### What this task involves
Give the count of lines in the data that include "Course", with no other words.
=== Begin Enclosure ===
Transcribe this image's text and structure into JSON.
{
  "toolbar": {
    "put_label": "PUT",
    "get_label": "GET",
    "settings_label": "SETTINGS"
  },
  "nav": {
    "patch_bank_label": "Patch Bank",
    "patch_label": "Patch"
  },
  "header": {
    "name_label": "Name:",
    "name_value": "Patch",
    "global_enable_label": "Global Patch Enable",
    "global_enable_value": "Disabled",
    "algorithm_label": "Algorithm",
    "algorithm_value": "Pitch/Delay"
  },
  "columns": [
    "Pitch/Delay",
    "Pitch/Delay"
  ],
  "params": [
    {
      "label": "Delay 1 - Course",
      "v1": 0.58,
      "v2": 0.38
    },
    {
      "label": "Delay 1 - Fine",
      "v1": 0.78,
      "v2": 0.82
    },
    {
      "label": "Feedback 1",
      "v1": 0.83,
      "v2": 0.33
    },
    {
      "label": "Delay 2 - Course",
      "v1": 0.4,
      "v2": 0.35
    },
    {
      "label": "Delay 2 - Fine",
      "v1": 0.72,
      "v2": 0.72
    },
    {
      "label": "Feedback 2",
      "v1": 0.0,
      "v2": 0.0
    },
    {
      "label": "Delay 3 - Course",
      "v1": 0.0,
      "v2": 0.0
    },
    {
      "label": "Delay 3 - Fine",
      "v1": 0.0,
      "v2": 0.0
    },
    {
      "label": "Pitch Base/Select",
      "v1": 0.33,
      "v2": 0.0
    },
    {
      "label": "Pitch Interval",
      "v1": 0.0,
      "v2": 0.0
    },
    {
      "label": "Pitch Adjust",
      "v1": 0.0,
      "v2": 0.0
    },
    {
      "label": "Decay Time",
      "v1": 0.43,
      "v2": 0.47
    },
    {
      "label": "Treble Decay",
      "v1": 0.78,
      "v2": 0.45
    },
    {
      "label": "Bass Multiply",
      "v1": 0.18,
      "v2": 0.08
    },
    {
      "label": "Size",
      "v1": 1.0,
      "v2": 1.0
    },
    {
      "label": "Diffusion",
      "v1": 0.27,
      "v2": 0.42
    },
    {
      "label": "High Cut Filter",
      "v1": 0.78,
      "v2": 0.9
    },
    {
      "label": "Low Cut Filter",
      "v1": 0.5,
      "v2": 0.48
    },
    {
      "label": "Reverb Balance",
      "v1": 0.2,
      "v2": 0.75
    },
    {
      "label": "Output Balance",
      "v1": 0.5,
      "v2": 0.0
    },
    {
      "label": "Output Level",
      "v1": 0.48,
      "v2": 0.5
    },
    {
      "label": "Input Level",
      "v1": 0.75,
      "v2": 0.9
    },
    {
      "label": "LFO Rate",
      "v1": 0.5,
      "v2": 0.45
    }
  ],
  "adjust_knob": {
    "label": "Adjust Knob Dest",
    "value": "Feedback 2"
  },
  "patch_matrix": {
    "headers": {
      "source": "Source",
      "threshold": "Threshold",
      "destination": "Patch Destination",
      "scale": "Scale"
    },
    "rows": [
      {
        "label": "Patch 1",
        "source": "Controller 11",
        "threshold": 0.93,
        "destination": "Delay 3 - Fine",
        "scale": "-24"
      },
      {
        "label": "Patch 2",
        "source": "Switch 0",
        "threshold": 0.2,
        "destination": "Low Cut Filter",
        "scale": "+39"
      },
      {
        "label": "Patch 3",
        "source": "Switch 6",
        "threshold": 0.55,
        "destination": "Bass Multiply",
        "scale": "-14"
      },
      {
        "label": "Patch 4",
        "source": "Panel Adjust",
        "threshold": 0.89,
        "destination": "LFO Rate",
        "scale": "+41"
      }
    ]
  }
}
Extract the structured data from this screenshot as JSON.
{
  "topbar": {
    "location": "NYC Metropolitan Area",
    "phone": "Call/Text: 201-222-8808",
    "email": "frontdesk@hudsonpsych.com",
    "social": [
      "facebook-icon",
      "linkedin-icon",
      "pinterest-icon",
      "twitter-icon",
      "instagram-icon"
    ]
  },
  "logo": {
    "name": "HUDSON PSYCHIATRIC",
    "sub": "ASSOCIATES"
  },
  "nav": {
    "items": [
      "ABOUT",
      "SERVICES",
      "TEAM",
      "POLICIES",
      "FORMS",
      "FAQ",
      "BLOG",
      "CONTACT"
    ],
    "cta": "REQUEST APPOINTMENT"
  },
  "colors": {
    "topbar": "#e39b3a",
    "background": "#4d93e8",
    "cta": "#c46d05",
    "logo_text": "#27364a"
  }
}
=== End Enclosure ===
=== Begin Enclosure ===
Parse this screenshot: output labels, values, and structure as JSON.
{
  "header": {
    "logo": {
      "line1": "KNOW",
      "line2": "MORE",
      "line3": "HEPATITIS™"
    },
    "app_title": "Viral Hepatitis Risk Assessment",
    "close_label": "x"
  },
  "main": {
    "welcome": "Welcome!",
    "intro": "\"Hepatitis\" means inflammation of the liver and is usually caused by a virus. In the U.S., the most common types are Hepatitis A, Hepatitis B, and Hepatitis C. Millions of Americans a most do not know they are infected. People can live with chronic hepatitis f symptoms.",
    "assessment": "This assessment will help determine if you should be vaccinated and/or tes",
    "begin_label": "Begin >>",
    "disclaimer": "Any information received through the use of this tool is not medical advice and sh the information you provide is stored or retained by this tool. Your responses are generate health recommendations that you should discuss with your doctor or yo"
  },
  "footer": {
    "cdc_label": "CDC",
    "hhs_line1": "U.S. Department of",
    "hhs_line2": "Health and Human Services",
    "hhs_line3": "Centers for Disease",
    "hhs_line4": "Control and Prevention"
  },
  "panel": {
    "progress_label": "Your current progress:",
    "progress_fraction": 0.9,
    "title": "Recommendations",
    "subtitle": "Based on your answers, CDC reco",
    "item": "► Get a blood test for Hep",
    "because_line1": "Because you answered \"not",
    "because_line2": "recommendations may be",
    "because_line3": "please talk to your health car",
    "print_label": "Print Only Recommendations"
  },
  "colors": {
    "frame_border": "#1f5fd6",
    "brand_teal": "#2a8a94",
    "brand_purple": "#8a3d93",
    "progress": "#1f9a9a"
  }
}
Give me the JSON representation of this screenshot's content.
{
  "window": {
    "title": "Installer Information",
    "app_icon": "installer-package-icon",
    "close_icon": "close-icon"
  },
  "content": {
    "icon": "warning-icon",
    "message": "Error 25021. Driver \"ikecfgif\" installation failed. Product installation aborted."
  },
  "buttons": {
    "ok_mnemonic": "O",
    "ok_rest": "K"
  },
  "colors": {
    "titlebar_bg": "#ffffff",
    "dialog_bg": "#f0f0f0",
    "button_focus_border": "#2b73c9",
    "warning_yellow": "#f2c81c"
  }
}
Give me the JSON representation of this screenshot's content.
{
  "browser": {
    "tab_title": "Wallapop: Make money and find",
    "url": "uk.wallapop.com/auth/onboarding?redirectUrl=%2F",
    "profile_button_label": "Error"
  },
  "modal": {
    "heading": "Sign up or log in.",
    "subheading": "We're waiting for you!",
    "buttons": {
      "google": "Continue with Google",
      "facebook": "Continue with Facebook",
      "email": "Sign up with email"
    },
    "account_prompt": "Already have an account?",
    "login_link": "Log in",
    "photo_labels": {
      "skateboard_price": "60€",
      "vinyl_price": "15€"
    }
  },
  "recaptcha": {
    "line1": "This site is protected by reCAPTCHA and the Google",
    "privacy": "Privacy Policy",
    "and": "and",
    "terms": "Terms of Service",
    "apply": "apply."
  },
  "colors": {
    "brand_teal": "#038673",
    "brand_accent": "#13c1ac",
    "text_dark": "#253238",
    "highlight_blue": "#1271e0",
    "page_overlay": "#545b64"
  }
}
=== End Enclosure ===
### Answer to the exercise
3